### EXERCISE DETAILS
A single number is all that's needed: how many lines in the data contain the string "public".
Start of ENTRIES SUPPLIED
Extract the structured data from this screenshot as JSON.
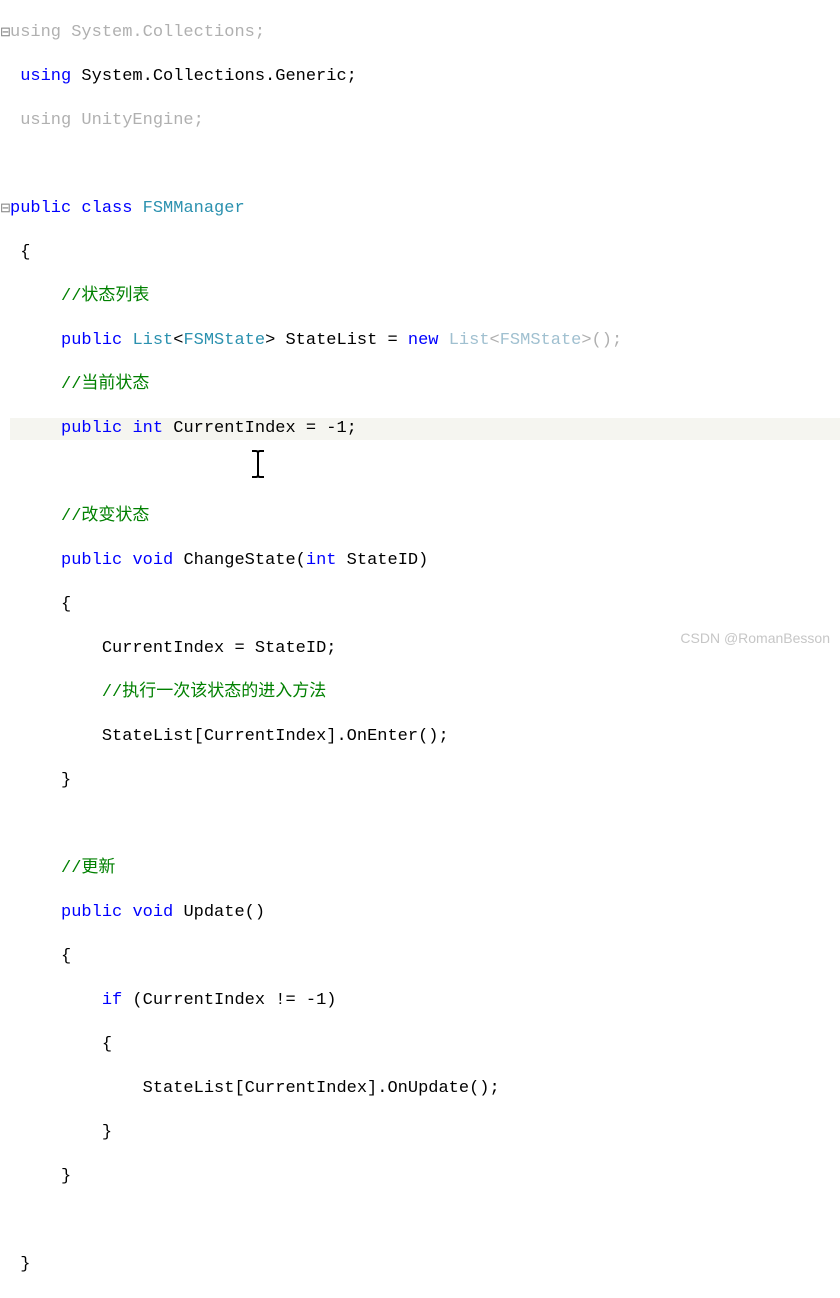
{
  "code": {
    "using1_kw": "using",
    "using1_ns": " System.Collections;",
    "using2_kw": "using",
    "using2_ns": " System.Collections.Generic;",
    "using3_kw": "using",
    "using3_ns": " UnityEngine;",
    "class_public": "public",
    "class_kw": " class ",
    "class_name": "FSMManager",
    "brace_open": "{",
    "comment1": "//状态列表",
    "field1_public": "public ",
    "field1_type": "List",
    "field1_lt": "<",
    "field1_generic": "FSMState",
    "field1_gt": "> StateList = ",
    "field1_new": "new",
    "field1_list": " List",
    "field1_lt2": "<",
    "field1_generic2": "FSMState",
    "field1_end": ">();",
    "comment2": "//当前状态",
    "field2_public": "public ",
    "field2_int": "int",
    "field2_rest": " CurrentIndex = -1;",
    "comment3": "//改变状态",
    "method1_public": "public ",
    "method1_void": "void",
    "method1_name": " ChangeState(",
    "method1_int": "int",
    "method1_param": " StateID)",
    "method1_body1": "CurrentIndex = StateID;",
    "method1_comment": "//执行一次该状态的进入方法",
    "method1_body2": "StateList[CurrentIndex].OnEnter();",
    "comment4": "//更新",
    "method2_public": "public ",
    "method2_void": "void",
    "method2_name": " Update()",
    "method2_if": "if",
    "method2_cond": " (CurrentIndex != -1)",
    "method2_body": "StateList[CurrentIndex].OnUpdate();",
    "brace_close": "}"
  },
  "watermark": "CSDN @RomanBesson"
}
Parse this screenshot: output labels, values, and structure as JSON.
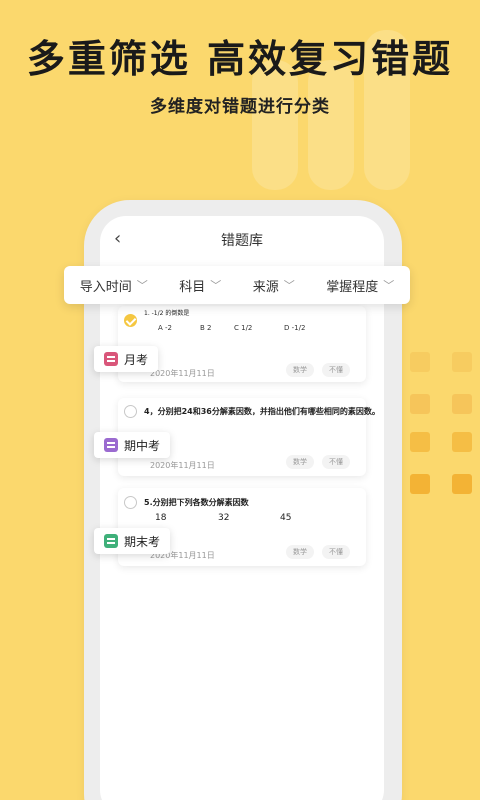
{
  "headline": "多重筛选  高效复习错题",
  "subline": "多维度对错题进行分类",
  "nav": {
    "back_icon": "‹",
    "title": "错题库"
  },
  "filters": [
    {
      "label": "导入时间"
    },
    {
      "label": "科目"
    },
    {
      "label": "来源"
    },
    {
      "label": "掌握程度"
    }
  ],
  "cards": [
    {
      "checked": true,
      "question": "1. -1/2 的倒数是",
      "options": [
        "A  -2",
        "B  2",
        "C  1/2",
        "D  -1/2"
      ],
      "date": "2020年11月11日",
      "subject": "数学",
      "mastery": "不懂"
    },
    {
      "checked": false,
      "question": "4，分别把24和36分解素因数，并指出他们有哪些相同的素因数。",
      "date": "2020年11月11日",
      "subject": "数学",
      "mastery": "不懂"
    },
    {
      "checked": false,
      "question": "5.分别把下列各数分解素因数",
      "numbers": [
        "18",
        "32",
        "45"
      ],
      "date": "2020年11月11日",
      "subject": "数学",
      "mastery": "不懂"
    }
  ],
  "exam_labels": [
    {
      "label": "月考",
      "color": "#D9567A"
    },
    {
      "label": "期中考",
      "color": "#9B6BD0"
    },
    {
      "label": "期末考",
      "color": "#3FB07A"
    }
  ],
  "colors": {
    "background": "#FBD86D",
    "accent": "#F5C741"
  }
}
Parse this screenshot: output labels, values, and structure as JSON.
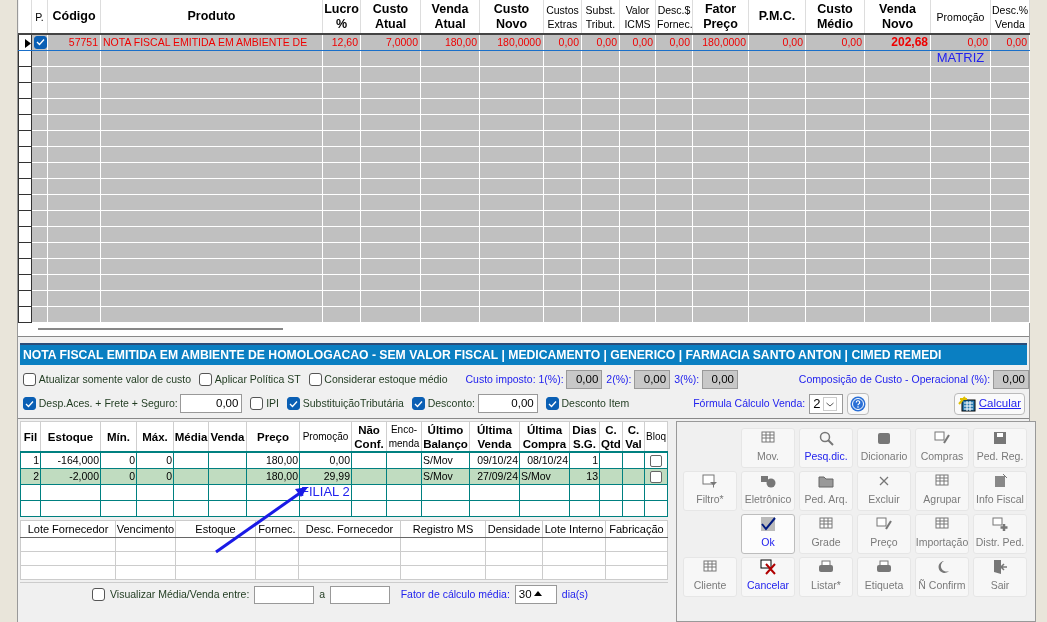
{
  "top_grid": {
    "columns": [
      "P.",
      "Código",
      "Produto",
      "Lucro\n%",
      "Custo\nAtual",
      "Venda\nAtual",
      "Custo\nNovo",
      "Custos\nExtras",
      "Subst.\nTribut.",
      "Valor\nICMS",
      "Desc.$\nFornec.",
      "Fator\nPreço",
      "P.M.C.",
      "Custo\nMédio",
      "Venda\nNovo",
      "Promoção",
      "Desc.%\nVenda"
    ],
    "rows": [
      {
        "selected": true,
        "checked": true,
        "cells": [
          "",
          "57751",
          "NOTA FISCAL EMITIDA EM AMBIENTE DE",
          "12,60",
          "7,0000",
          "180,00",
          "180,0000",
          "0,00",
          "0,00",
          "0,00",
          "0,00",
          "180,0000",
          "0,00",
          "0,00",
          "202,68",
          "0,00",
          "0,00"
        ]
      }
    ],
    "annotation": "MATRIZ"
  },
  "banner": "NOTA FISCAL EMITIDA EM AMBIENTE DE HOMOLOGACAO - SEM VALOR FISCAL | MEDICAMENTO | GENERICO | FARMACIA SANTO ANTON | CIMED REMEDI",
  "options_row_1": [
    {
      "kind": "check",
      "label": "Atualizar somente valor de custo",
      "checked": false
    },
    {
      "kind": "check",
      "label": "Aplicar Política ST",
      "checked": false
    },
    {
      "kind": "check",
      "label": "Considerar estoque médio",
      "checked": false
    },
    {
      "kind": "readonly",
      "label": "Custo imposto: 1(%):",
      "value": "0,00"
    },
    {
      "kind": "readonly",
      "label": "2(%):",
      "value": "0,00"
    },
    {
      "kind": "readonly",
      "label": "3(%):",
      "value": "0,00"
    },
    {
      "kind": "readonly",
      "label": "Composição de Custo - Operacional (%):",
      "value": "0,00"
    }
  ],
  "options_row_2": [
    {
      "kind": "check",
      "label": "Desp.Aces. + Frete + Seguro:",
      "checked": true,
      "value": "0,00"
    },
    {
      "kind": "check",
      "label": "IPI",
      "checked": false
    },
    {
      "kind": "check",
      "label": "SubstituiçãoTributária",
      "checked": true
    },
    {
      "kind": "check",
      "label": "Desconto:",
      "checked": true,
      "value": "0,00"
    },
    {
      "kind": "check",
      "label": "Desconto Item",
      "checked": true
    },
    {
      "kind": "select",
      "label": "Fórmula Cálculo Venda:",
      "value": "2"
    },
    {
      "kind": "help"
    },
    {
      "kind": "button",
      "label": "Calcular"
    }
  ],
  "branch_grid": {
    "columns": [
      "Fil",
      "Estoque",
      "Mín.",
      "Máx.",
      "Média",
      "Venda",
      "Preço",
      "Promoção",
      "Não\nConf.",
      "Enco-\nmenda",
      "Último\nBalanço",
      "Última\nVenda",
      "Última\nCompra",
      "Dias\nS.G.",
      "C.\nQtd",
      "C.\nVal",
      "Bloq"
    ],
    "rows": [
      {
        "selected": false,
        "blocked": false,
        "cells": [
          "1",
          "-164,000",
          "0",
          "0",
          "",
          "",
          "180,00",
          "0,00",
          "",
          "",
          "S/Mov",
          "09/10/24",
          "08/10/24",
          "1",
          "",
          ""
        ]
      },
      {
        "selected": true,
        "blocked": false,
        "cells": [
          "2",
          "-2,000",
          "0",
          "0",
          "",
          "",
          "180,00",
          "29,99",
          "",
          "",
          "S/Mov",
          "27/09/24",
          "S/Mov",
          "13",
          "",
          ""
        ]
      }
    ],
    "annotation": "FILIAL 2"
  },
  "lot_table": {
    "columns": [
      "Lote Fornecedor",
      "Vencimento",
      "Estoque",
      "Fornec.",
      "Desc. Fornecedor",
      "Registro MS",
      "Densidade",
      "Lote Interno",
      "Fabricação"
    ]
  },
  "average_row": {
    "checkbox_label": "Visualizar Média/Venda entre:",
    "checked": false,
    "separator": "a",
    "factor_label": "Fator de cálculo média:",
    "factor_value": "30",
    "unit": "dia(s)"
  },
  "toolbar": [
    [
      {
        "label": "Mov.",
        "disabled": true,
        "focused": false
      },
      {
        "label": "Pesq.dic.",
        "disabled": false,
        "focused": false
      },
      {
        "label": "Dicionario",
        "disabled": true,
        "focused": false
      },
      {
        "label": "Compras",
        "disabled": true,
        "focused": false
      },
      {
        "label": "Ped. Reg.",
        "disabled": true,
        "focused": false
      }
    ],
    [
      {
        "label": "Filtro*",
        "disabled": true,
        "focused": false
      },
      {
        "label": "Eletrônico",
        "disabled": true,
        "focused": false
      },
      {
        "label": "Ped. Arq.",
        "disabled": true,
        "focused": false
      },
      {
        "label": "Excluir",
        "disabled": true,
        "focused": false
      },
      {
        "label": "Agrupar",
        "disabled": true,
        "focused": false
      },
      {
        "label": "Info Fiscal",
        "disabled": true,
        "focused": false
      }
    ],
    [
      {
        "label": "Ok",
        "disabled": false,
        "focused": true
      },
      {
        "label": "Grade",
        "disabled": true,
        "focused": false
      },
      {
        "label": "Preço",
        "disabled": true,
        "focused": false
      },
      {
        "label": "Importação",
        "disabled": true,
        "focused": false
      },
      {
        "label": "Distr. Ped.",
        "disabled": true,
        "focused": false
      }
    ],
    [
      {
        "label": "Cliente",
        "disabled": true,
        "focused": false
      },
      {
        "label": "Cancelar",
        "disabled": false,
        "focused": false
      },
      {
        "label": "Listar*",
        "disabled": true,
        "focused": false
      },
      {
        "label": "Etiqueta",
        "disabled": true,
        "focused": false
      },
      {
        "label": "Ñ Confirm",
        "disabled": true,
        "focused": false
      },
      {
        "label": "Sair",
        "disabled": true,
        "focused": false
      }
    ]
  ]
}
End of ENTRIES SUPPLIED
### WRITTEN REPLY
5